Delegates to General Synod 2017 voted against a resolution Monday calling churches to identify the difference in rights of adult adoptees as a human and civil rights issue. Proponents of the resolution argued that disparities in adult adoptees" access to their original birth certificates violated equal protection laws.
Originally proposed by Brian Donahue, a member of Rocky Hill Congregation Church in Rocky Hill, Conn., and an adoptive and biological father of three girls, the resolution was brought to Synod by the Connecticut Conference which adopted a similar resolution in 2015.
At the time, Donahue said, "The United Church of Christ believes God shows no partiality. I believe the government should not either."
Speaking to Synod 2017 delegates, Committee Chair Frank Fox said, "Adult adoptees have a fundamental right to know personal information about themselves."
The committee was not of one mind on the matter of adoptees" rights and did ultimately amend the resolution by adding language asking churches to learn more about the issues related to birth parents as well as those of the adoptee.
Fox said a group within the committee "felt strongly that that the rights of birth mothers need to be protected, particularly in the case of rape or incest."
On the plenary floor, some voices spoke to the rights of the adoptees while others shared concern for protections of birth mothers.
Speaking for adoptees" rights, Brittany LaFleur, a Connecticut delegate, shared the story of her sister who, at age 26, obtained medical and ancestry information about her biological family because she had access to her birth certificate.
Sara Wilcox, a delegate from the Southern Conference, argued that birth parents choose adoption with "hope that children will receive the full love and care that may not have been possible otherwise." Arguing that the families and churches of adoptees take on an important role in the formation of these children, Wilcox said, "The current resolution seeks to do something that it won"t actually do," clarifying that medical and ancestry information does not exist on birth certificates.
When put to a vote, though the resolution did receive a simple majority, it failed to reach the necessary two thirds majority required to pass a Resolution of Witness, and therefore was not adopted by the Synod.
Inderbitzen later said he was disappointed with the outcome, but appreciated that the process raised an issue he feels is not talked about often enough in churches.

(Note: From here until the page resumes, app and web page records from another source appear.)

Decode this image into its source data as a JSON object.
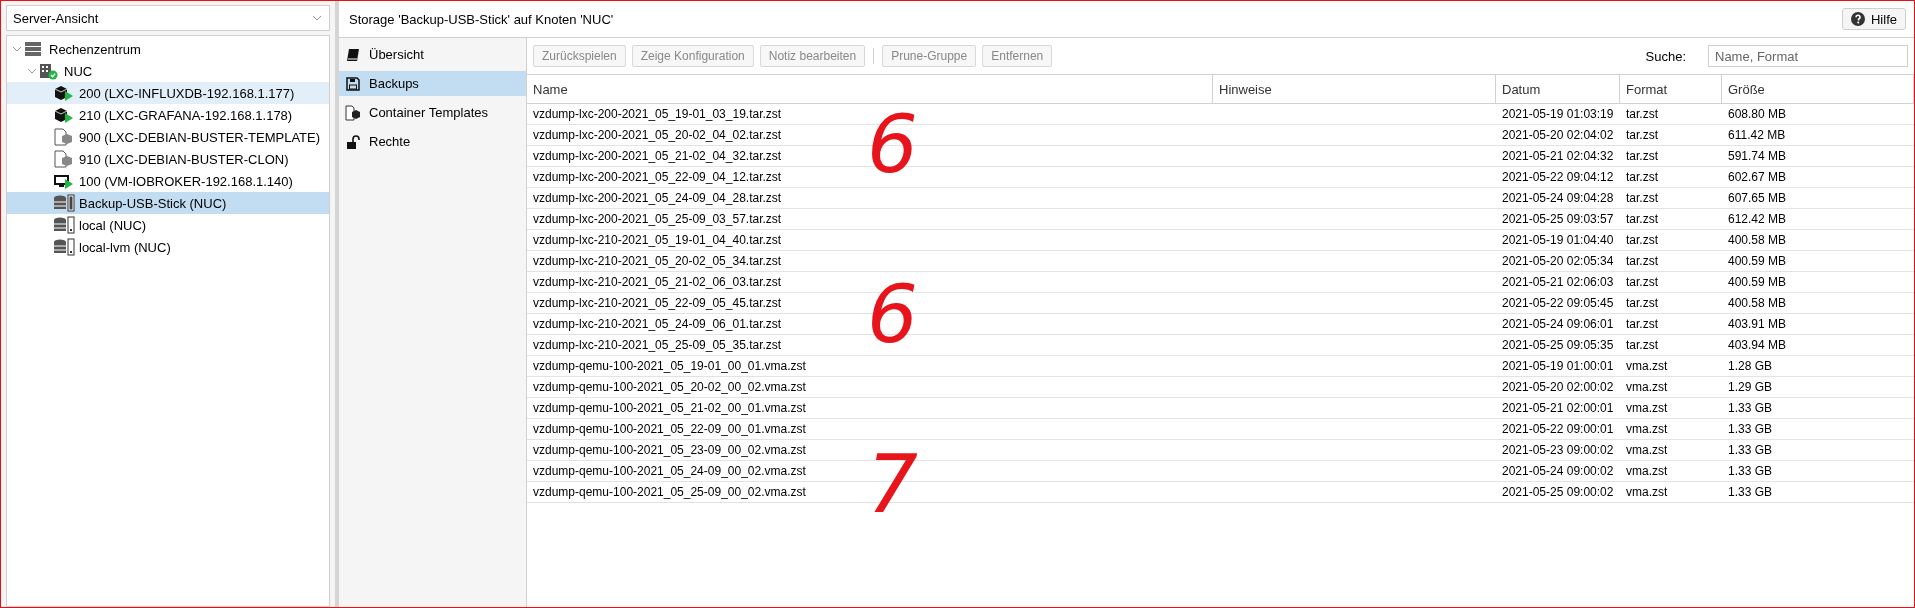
{
  "view_selector": {
    "value": "Server-Ansicht"
  },
  "tree": [
    {
      "label": "Rechenzentrum",
      "kind": "datacenter",
      "expanded": true,
      "selected": false,
      "hovered": false,
      "children": [
        {
          "label": "NUC",
          "kind": "node",
          "expanded": true,
          "selected": false,
          "hovered": false,
          "children": [
            {
              "label": "200 (LXC-INFLUXDB-192.168.1.177)",
              "kind": "container-running",
              "selected": false,
              "hovered": true
            },
            {
              "label": "210 (LXC-GRAFANA-192.168.1.178)",
              "kind": "container-running",
              "selected": false,
              "hovered": false
            },
            {
              "label": "900 (LXC-DEBIAN-BUSTER-TEMPLATE)",
              "kind": "template",
              "selected": false,
              "hovered": false
            },
            {
              "label": "910 (LXC-DEBIAN-BUSTER-CLON)",
              "kind": "template",
              "selected": false,
              "hovered": false
            },
            {
              "label": "100 (VM-IOBROKER-192.168.1.140)",
              "kind": "vm-running",
              "selected": false,
              "hovered": false
            },
            {
              "label": "Backup-USB-Stick (NUC)",
              "kind": "storage-usb",
              "selected": true,
              "hovered": false
            },
            {
              "label": "local (NUC)",
              "kind": "storage",
              "selected": false,
              "hovered": false
            },
            {
              "label": "local-lvm (NUC)",
              "kind": "storage",
              "selected": false,
              "hovered": false
            }
          ]
        }
      ]
    }
  ],
  "header": {
    "title": "Storage 'Backup-USB-Stick' auf Knoten 'NUC'",
    "help_button": "Hilfe"
  },
  "nav": [
    {
      "label": "Übersicht",
      "kind": "book",
      "selected": false
    },
    {
      "label": "Backups",
      "kind": "floppy",
      "selected": true
    },
    {
      "label": "Container Templates",
      "kind": "template",
      "selected": false
    },
    {
      "label": "Rechte",
      "kind": "lock",
      "selected": false
    }
  ],
  "toolbar": {
    "groups": [
      [
        {
          "label": "Zurückspielen",
          "disabled": true
        },
        {
          "label": "Zeige Konfiguration",
          "disabled": true
        },
        {
          "label": "Notiz bearbeiten",
          "disabled": true
        }
      ],
      [
        {
          "label": "Prune-Gruppe",
          "disabled": true
        },
        {
          "label": "Entfernen",
          "disabled": true
        }
      ]
    ],
    "search_label": "Suche:",
    "search": {
      "placeholder": "Name, Format"
    }
  },
  "table": {
    "columns": [
      "Name",
      "Hinweise",
      "Datum",
      "Format",
      "Größe"
    ],
    "rows": [
      [
        "vzdump-lxc-200-2021_05_19-01_03_19.tar.zst",
        "",
        "2021-05-19 01:03:19",
        "tar.zst",
        "608.80 MB"
      ],
      [
        "vzdump-lxc-200-2021_05_20-02_04_02.tar.zst",
        "",
        "2021-05-20 02:04:02",
        "tar.zst",
        "611.42 MB"
      ],
      [
        "vzdump-lxc-200-2021_05_21-02_04_32.tar.zst",
        "",
        "2021-05-21 02:04:32",
        "tar.zst",
        "591.74 MB"
      ],
      [
        "vzdump-lxc-200-2021_05_22-09_04_12.tar.zst",
        "",
        "2021-05-22 09:04:12",
        "tar.zst",
        "602.67 MB"
      ],
      [
        "vzdump-lxc-200-2021_05_24-09_04_28.tar.zst",
        "",
        "2021-05-24 09:04:28",
        "tar.zst",
        "607.65 MB"
      ],
      [
        "vzdump-lxc-200-2021_05_25-09_03_57.tar.zst",
        "",
        "2021-05-25 09:03:57",
        "tar.zst",
        "612.42 MB"
      ],
      [
        "vzdump-lxc-210-2021_05_19-01_04_40.tar.zst",
        "",
        "2021-05-19 01:04:40",
        "tar.zst",
        "400.58 MB"
      ],
      [
        "vzdump-lxc-210-2021_05_20-02_05_34.tar.zst",
        "",
        "2021-05-20 02:05:34",
        "tar.zst",
        "400.59 MB"
      ],
      [
        "vzdump-lxc-210-2021_05_21-02_06_03.tar.zst",
        "",
        "2021-05-21 02:06:03",
        "tar.zst",
        "400.59 MB"
      ],
      [
        "vzdump-lxc-210-2021_05_22-09_05_45.tar.zst",
        "",
        "2021-05-22 09:05:45",
        "tar.zst",
        "400.58 MB"
      ],
      [
        "vzdump-lxc-210-2021_05_24-09_06_01.tar.zst",
        "",
        "2021-05-24 09:06:01",
        "tar.zst",
        "403.91 MB"
      ],
      [
        "vzdump-lxc-210-2021_05_25-09_05_35.tar.zst",
        "",
        "2021-05-25 09:05:35",
        "tar.zst",
        "403.94 MB"
      ],
      [
        "vzdump-qemu-100-2021_05_19-01_00_01.vma.zst",
        "",
        "2021-05-19 01:00:01",
        "vma.zst",
        "1.28 GB"
      ],
      [
        "vzdump-qemu-100-2021_05_20-02_00_02.vma.zst",
        "",
        "2021-05-20 02:00:02",
        "vma.zst",
        "1.29 GB"
      ],
      [
        "vzdump-qemu-100-2021_05_21-02_00_01.vma.zst",
        "",
        "2021-05-21 02:00:01",
        "vma.zst",
        "1.33 GB"
      ],
      [
        "vzdump-qemu-100-2021_05_22-09_00_01.vma.zst",
        "",
        "2021-05-22 09:00:01",
        "vma.zst",
        "1.33 GB"
      ],
      [
        "vzdump-qemu-100-2021_05_23-09_00_02.vma.zst",
        "",
        "2021-05-23 09:00:02",
        "vma.zst",
        "1.33 GB"
      ],
      [
        "vzdump-qemu-100-2021_05_24-09_00_02.vma.zst",
        "",
        "2021-05-24 09:00:02",
        "vma.zst",
        "1.33 GB"
      ],
      [
        "vzdump-qemu-100-2021_05_25-09_00_02.vma.zst",
        "",
        "2021-05-25 09:00:02",
        "vma.zst",
        "1.33 GB"
      ]
    ]
  },
  "annotations": [
    {
      "text": "6",
      "color": "#e8141c"
    },
    {
      "text": "6",
      "color": "#e8141c"
    },
    {
      "text": "7",
      "color": "#e8141c"
    }
  ]
}
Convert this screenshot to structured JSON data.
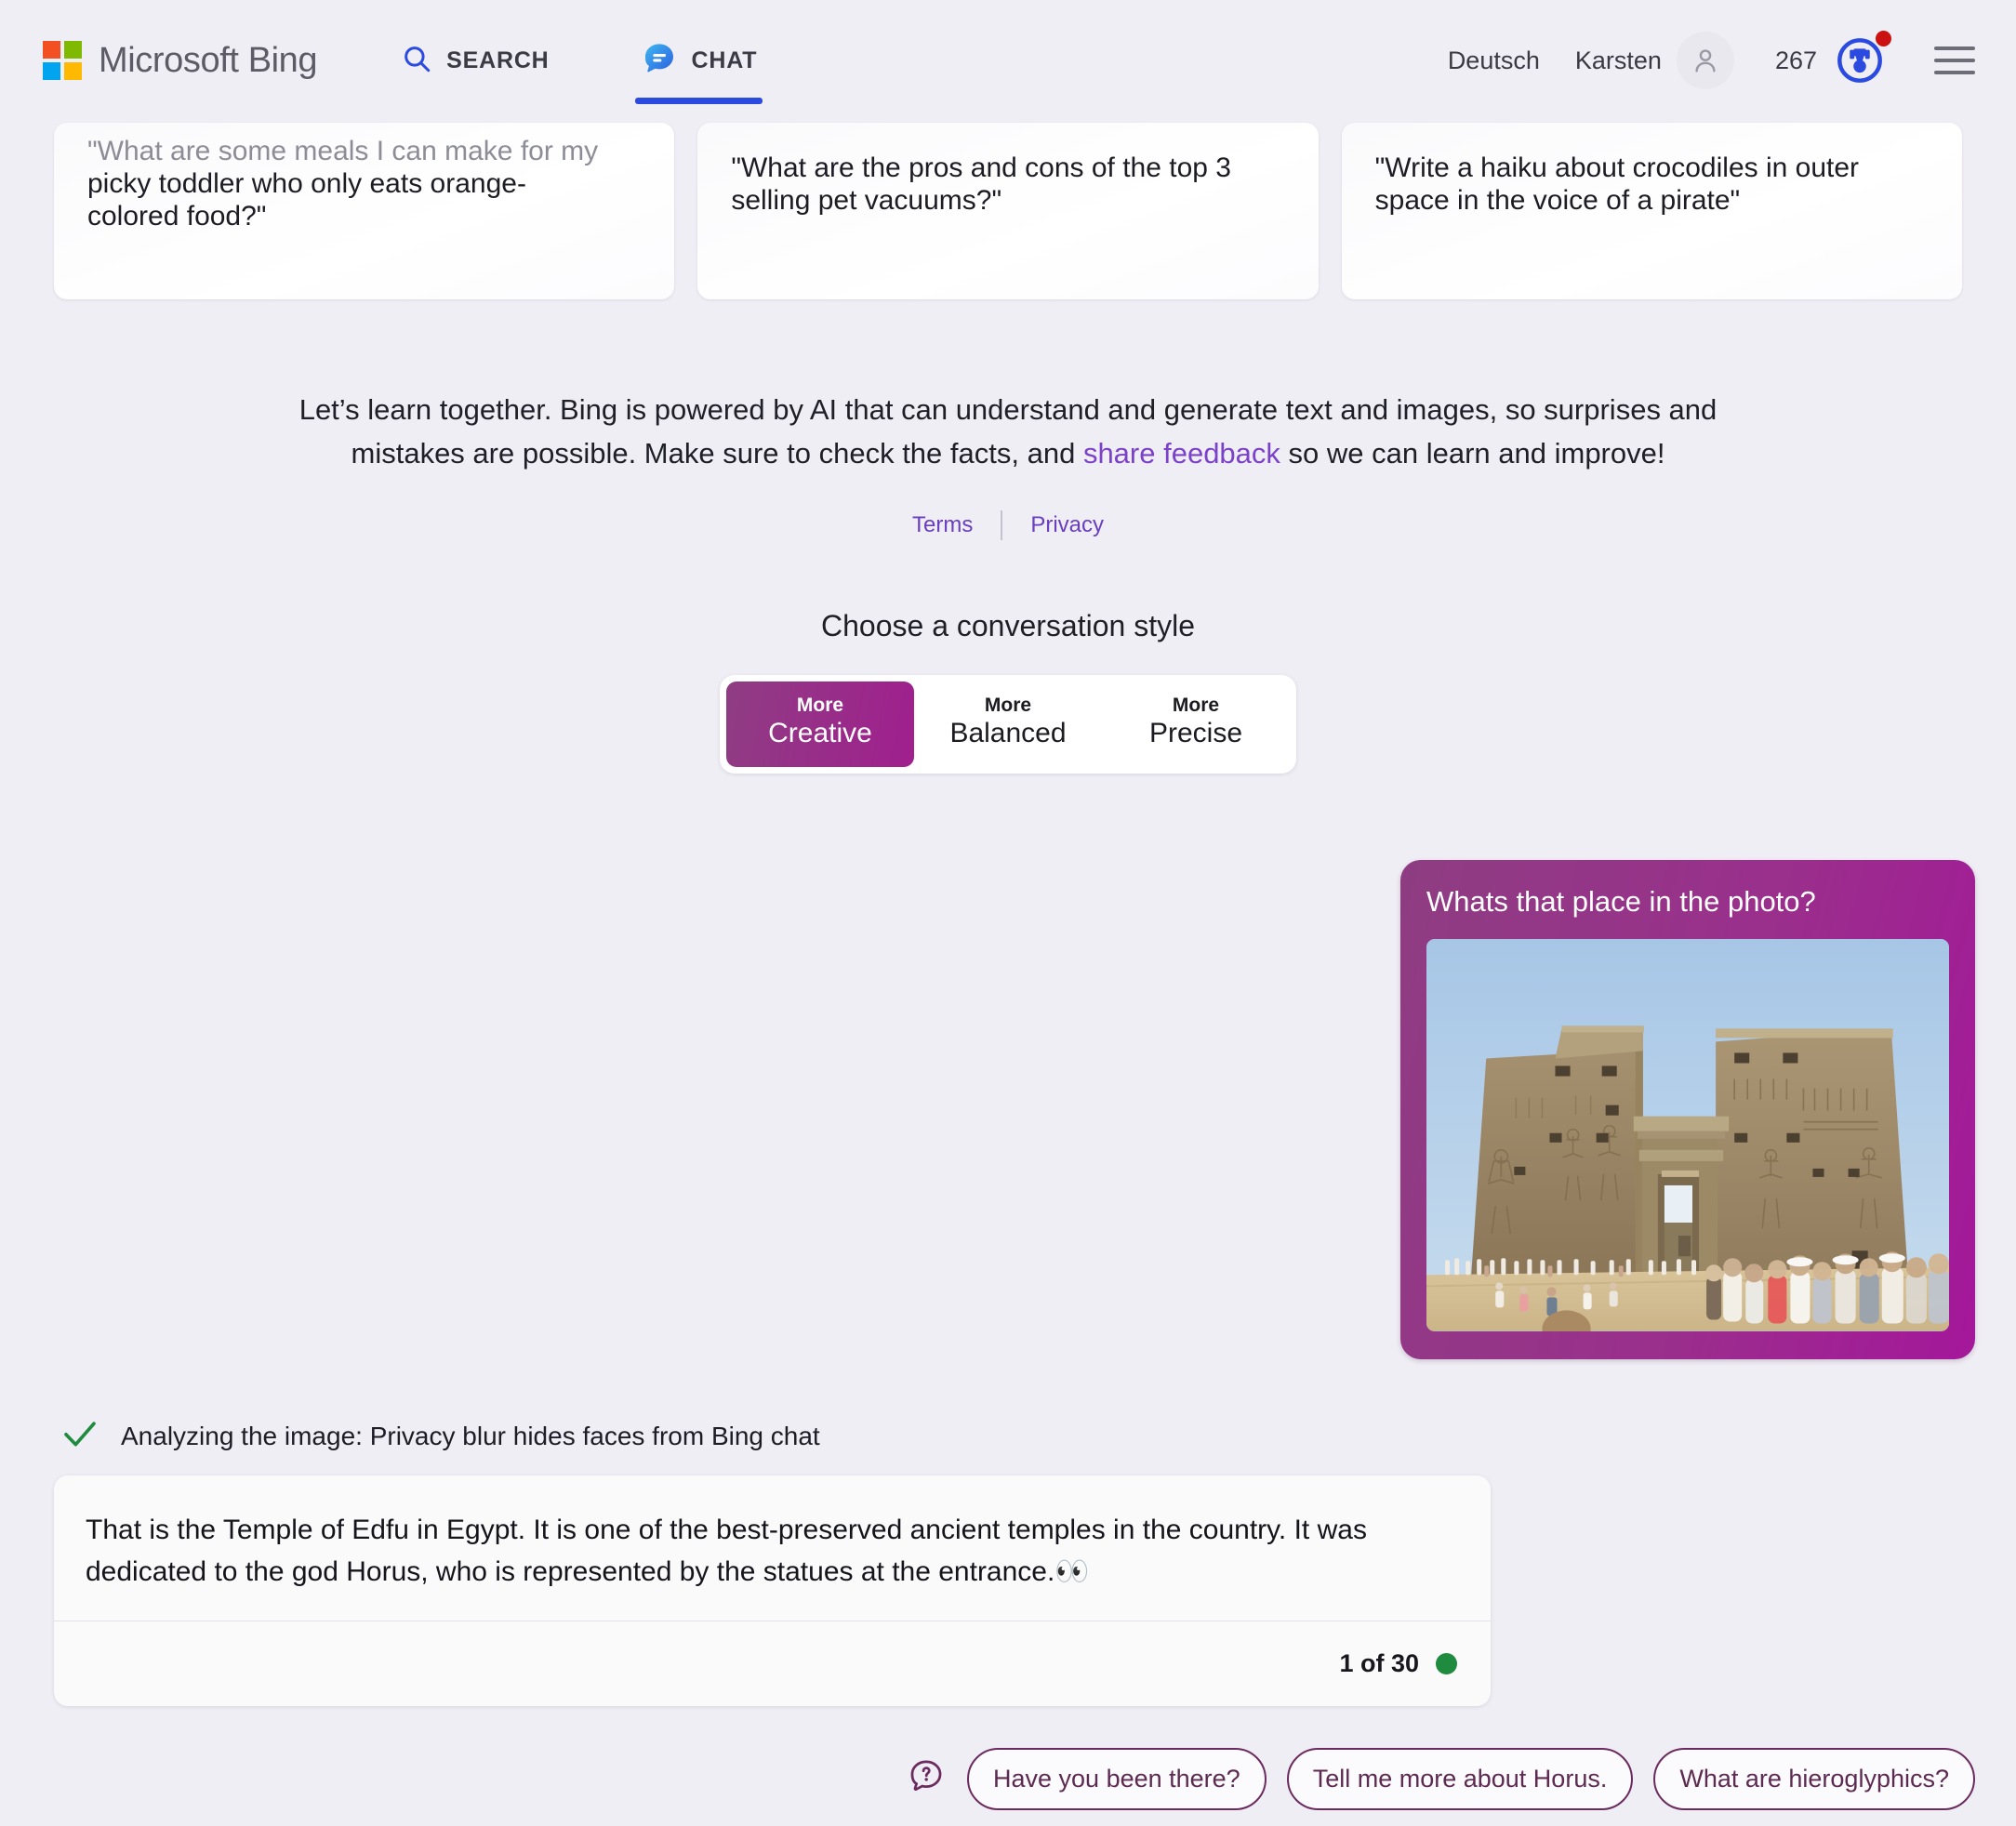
{
  "header": {
    "brand": "Microsoft Bing",
    "tabs": [
      {
        "label": "SEARCH",
        "icon": "search-icon",
        "active": false
      },
      {
        "label": "CHAT",
        "icon": "chat-bubble-icon",
        "active": true
      }
    ],
    "language": "Deutsch",
    "user_name": "Karsten",
    "rewards_count": "267",
    "account_icon": "person-icon",
    "rewards_icon": "rewards-medal-icon",
    "menu_icon": "hamburger-menu-icon",
    "accent_blue": "#2b4ae0",
    "notification_dot_color": "#cc1111"
  },
  "suggestions": [
    {
      "line1": "\"What are some meals I can make for my",
      "line2": "picky toddler who only eats orange-",
      "line3": "colored food?\""
    },
    {
      "line1": "\"What are the pros and cons of the top 3",
      "line2": "selling pet vacuums?\"",
      "line3": ""
    },
    {
      "line1": "\"Write a haiku about crocodiles in outer",
      "line2": "space in the voice of a pirate\"",
      "line3": ""
    }
  ],
  "disclaimer": {
    "part1": "Let’s learn together. Bing is powered by AI that can understand and generate text and images, so surprises and mistakes are possible. Make sure to check the facts, and ",
    "link": "share feedback",
    "part2": " so we can learn and improve!",
    "terms": "Terms",
    "privacy": "Privacy",
    "link_color": "#7b41c9"
  },
  "conversation_style": {
    "title": "Choose a conversation style",
    "options": [
      {
        "sub": "More",
        "main": "Creative",
        "selected": true
      },
      {
        "sub": "More",
        "main": "Balanced",
        "selected": false
      },
      {
        "sub": "More",
        "main": "Precise",
        "selected": false
      }
    ],
    "selected_color": "#a01f8e"
  },
  "conversation": {
    "user_message": {
      "text": "Whats that place in the photo?",
      "attachment_alt": "Photo of the Temple of Edfu pylon entrance with crowds of tourists",
      "bubble_color": "#9a2f8c"
    },
    "status": {
      "icon": "checkmark-icon",
      "text": "Analyzing the image: Privacy blur hides faces from Bing chat",
      "icon_color": "#1e8b3f"
    },
    "bot_message": {
      "text": "That is the Temple of Edfu in Egypt. It is one of the best-preserved ancient temples in the country. It was dedicated to the god Horus, who is represented by the statues at the entrance.👀",
      "turn_counter": "1 of 30",
      "turn_dot_color": "#1e8b3f"
    }
  },
  "followups": {
    "icon": "question-bubble-icon",
    "chips": [
      "Have you been there?",
      "Tell me more about Horus.",
      "What are hieroglyphics?"
    ],
    "border_color": "#6b2b5e"
  }
}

"The story of adoptees — and birth parents and first mothers and first fathers -- is an important one to share," said Inderbitzen.
Drew Page, a Synod newsroom volunteer, is the News and Media Editor for the Connecticut Conference, UCC.